The Place du Tertre is lined on all four sides by the most instantly recognizable of Parisian Cafes and Bistros. Once again, during the summer months, they are all packed with tourists enjoying the ambience. The sight and delicious smells are an experience to relish. The word ‘Bistro’ is very much a French expression for a light cafe. Montmartre was occupied by Russian soldiers during the course of the battle of Paris in 1814. Before going into any scuffle they needed a fast drink of something strong. They would go into the little restaurants and demand a ‘Bystro’. This word meant ‘quick’ in Russian, short for a demand for a quick drink. The French word Bistro has stuck.
Montmartre especially and the Place du Tertre are both very much the home of nineteenth century impressionist art and artists. Many of the celebrated painters of the time lived and worked around this hill. Claude Monet, Pablo Picasso, Camille Pissarro and Vincent van Gogh were all members of a much larger group that practised their profession in this district. Virtually all of the tourist shops in this arrondissement sell very well produced prints of the most famous impressionist works.
In nearby rue Cartot, Pierre-Auguste Renoir rented space in a house. From here he created what has often been described as the most beautiful painting of the nineteenth century, the ‘Bal du Moulin de la Galette’. This depicts a Sunday afternoon dance that took place around the very famous windmill nearby. The painters Maurice Utrillo and Raoul Dufy spent time living at the same address. The buildings were once part of the Hotel de Marne and the Maison du Bel Air. They were converted into the public Museum of Montmartre in 1960, well worth a visit.
At the western edge of the hill visit the ‘Cimetiere de Montmartre’. It was established during the French Revolution. It is the artists’ cemetery nowadays and is the final resting place of famous painters and writers including Edgar Degas.

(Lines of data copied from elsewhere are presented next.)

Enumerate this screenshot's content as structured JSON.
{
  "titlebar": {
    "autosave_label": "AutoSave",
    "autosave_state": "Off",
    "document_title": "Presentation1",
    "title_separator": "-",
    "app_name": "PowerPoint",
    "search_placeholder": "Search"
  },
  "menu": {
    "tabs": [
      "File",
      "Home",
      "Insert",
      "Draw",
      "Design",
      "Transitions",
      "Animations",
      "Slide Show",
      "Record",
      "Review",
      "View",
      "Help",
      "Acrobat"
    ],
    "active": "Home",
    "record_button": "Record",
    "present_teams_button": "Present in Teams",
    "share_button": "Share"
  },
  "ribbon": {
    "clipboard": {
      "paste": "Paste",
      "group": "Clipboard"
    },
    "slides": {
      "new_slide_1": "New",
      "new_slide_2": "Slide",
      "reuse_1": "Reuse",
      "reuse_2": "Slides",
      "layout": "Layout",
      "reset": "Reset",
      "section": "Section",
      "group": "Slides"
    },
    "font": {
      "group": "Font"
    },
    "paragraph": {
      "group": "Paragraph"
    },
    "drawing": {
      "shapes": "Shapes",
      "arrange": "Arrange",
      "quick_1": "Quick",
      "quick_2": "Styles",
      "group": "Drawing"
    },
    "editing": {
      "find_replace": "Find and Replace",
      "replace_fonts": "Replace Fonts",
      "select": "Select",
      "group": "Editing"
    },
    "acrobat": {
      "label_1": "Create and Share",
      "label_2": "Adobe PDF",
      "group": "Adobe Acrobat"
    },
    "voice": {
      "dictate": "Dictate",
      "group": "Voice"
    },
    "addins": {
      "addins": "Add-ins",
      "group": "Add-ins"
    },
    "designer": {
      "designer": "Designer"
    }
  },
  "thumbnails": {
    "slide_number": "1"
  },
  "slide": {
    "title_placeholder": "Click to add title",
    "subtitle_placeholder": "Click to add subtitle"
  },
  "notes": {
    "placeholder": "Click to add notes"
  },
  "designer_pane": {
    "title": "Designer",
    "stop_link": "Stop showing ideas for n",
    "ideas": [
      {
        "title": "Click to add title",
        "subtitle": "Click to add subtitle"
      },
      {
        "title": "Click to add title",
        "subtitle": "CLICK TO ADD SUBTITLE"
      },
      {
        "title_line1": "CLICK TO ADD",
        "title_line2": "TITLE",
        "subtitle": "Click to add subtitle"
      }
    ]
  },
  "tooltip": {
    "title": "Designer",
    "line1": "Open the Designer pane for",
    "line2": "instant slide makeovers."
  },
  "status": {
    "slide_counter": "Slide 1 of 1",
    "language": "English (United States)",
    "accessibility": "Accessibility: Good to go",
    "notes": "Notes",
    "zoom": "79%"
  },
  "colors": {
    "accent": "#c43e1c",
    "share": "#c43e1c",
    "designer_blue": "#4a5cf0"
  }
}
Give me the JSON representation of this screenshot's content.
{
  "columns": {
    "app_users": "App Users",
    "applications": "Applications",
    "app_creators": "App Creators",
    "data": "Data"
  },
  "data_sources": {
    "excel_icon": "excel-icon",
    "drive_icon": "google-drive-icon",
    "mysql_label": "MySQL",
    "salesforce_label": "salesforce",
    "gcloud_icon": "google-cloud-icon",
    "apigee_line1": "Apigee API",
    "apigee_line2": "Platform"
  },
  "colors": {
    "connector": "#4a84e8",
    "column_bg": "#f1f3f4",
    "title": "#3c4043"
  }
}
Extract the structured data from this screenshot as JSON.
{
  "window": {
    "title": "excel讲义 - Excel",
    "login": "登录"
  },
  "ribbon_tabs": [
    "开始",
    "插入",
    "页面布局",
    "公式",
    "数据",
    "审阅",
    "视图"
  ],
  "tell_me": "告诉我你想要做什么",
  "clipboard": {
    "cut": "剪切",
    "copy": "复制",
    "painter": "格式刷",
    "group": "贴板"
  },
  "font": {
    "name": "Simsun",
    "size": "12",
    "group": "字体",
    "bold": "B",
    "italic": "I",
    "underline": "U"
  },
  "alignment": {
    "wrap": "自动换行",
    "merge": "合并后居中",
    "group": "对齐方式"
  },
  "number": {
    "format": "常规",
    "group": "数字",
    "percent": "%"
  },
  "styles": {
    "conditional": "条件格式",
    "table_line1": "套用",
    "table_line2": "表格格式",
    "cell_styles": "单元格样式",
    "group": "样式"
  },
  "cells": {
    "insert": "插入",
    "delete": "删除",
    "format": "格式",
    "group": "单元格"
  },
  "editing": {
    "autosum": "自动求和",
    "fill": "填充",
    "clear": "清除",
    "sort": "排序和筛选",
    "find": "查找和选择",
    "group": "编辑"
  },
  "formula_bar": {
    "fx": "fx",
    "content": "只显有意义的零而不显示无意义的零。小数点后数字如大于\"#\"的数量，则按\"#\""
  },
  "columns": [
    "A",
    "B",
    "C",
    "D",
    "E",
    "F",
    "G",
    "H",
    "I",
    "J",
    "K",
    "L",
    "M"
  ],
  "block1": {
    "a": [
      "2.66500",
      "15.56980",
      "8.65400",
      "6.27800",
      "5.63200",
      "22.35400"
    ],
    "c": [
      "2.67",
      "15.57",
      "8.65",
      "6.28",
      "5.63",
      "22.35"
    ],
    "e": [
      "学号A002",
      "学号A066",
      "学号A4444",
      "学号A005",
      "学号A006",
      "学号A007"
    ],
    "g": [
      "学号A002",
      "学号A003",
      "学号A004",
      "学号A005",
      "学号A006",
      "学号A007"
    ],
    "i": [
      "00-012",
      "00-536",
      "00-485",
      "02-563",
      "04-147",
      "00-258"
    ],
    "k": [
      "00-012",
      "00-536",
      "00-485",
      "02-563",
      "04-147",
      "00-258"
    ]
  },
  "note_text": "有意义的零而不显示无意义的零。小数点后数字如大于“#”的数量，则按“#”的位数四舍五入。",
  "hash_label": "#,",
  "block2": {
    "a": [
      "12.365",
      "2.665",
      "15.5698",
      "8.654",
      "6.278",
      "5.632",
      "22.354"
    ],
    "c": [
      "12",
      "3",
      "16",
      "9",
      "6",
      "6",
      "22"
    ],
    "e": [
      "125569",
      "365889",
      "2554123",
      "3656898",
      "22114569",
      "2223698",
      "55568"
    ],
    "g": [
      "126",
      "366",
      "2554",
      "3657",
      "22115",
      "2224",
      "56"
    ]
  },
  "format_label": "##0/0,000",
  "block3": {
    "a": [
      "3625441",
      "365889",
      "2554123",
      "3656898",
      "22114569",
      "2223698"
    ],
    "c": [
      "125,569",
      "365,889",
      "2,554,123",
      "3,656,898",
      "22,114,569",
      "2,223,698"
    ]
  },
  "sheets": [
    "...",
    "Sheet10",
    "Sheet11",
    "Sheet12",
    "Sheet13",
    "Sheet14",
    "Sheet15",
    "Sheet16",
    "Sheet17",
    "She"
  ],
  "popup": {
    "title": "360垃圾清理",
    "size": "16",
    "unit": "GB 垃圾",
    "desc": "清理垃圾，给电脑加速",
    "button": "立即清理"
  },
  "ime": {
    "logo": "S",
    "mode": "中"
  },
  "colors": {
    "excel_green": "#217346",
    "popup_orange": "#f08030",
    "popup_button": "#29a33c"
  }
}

Close by is the rue Saint-Vincent. Located here is one of the few vineyards still active in Paris. Wine is produced annually and can be bought from local shops. The cost of a bottle is actually rather high but the profits are used to support local charities. Present day Parisian officials are determined to maintain the wine making industry that has existed in the City since Roman times.
The part of town that lies on the lower slopes close to the edge of Montmartre is very different. It is almost a Parisian art form in itself. Known as the Pigalle district it is the red light area of Paris. Here you will find the celebrated ‘Moulin Rouge’ and the ‘Chat Noir’ night club. Both of these establishments are well known and ever popular. The famous ‘Can Can’ dancing routine was founded at the Moulin Rouge and many famous and successful performers have cut their ‘dancing shoes’ as members of the ‘Can Can’ troupe. The buildings have not weathered the years especially well and a walk through the surrounding streets may reveal the rather less alluring aspects of Parisian life.
Montmartre was established as an official ‘Historic District’ in 1995. As a result of this, planning rules are very restrictive. It is the district of Paris that really typifies popular culture and, though it is just a little kitsch, it proudly and unpretentiously wears the badge.
Bob Lyons is an ex-pilot turned travel writer who loves France and all things French…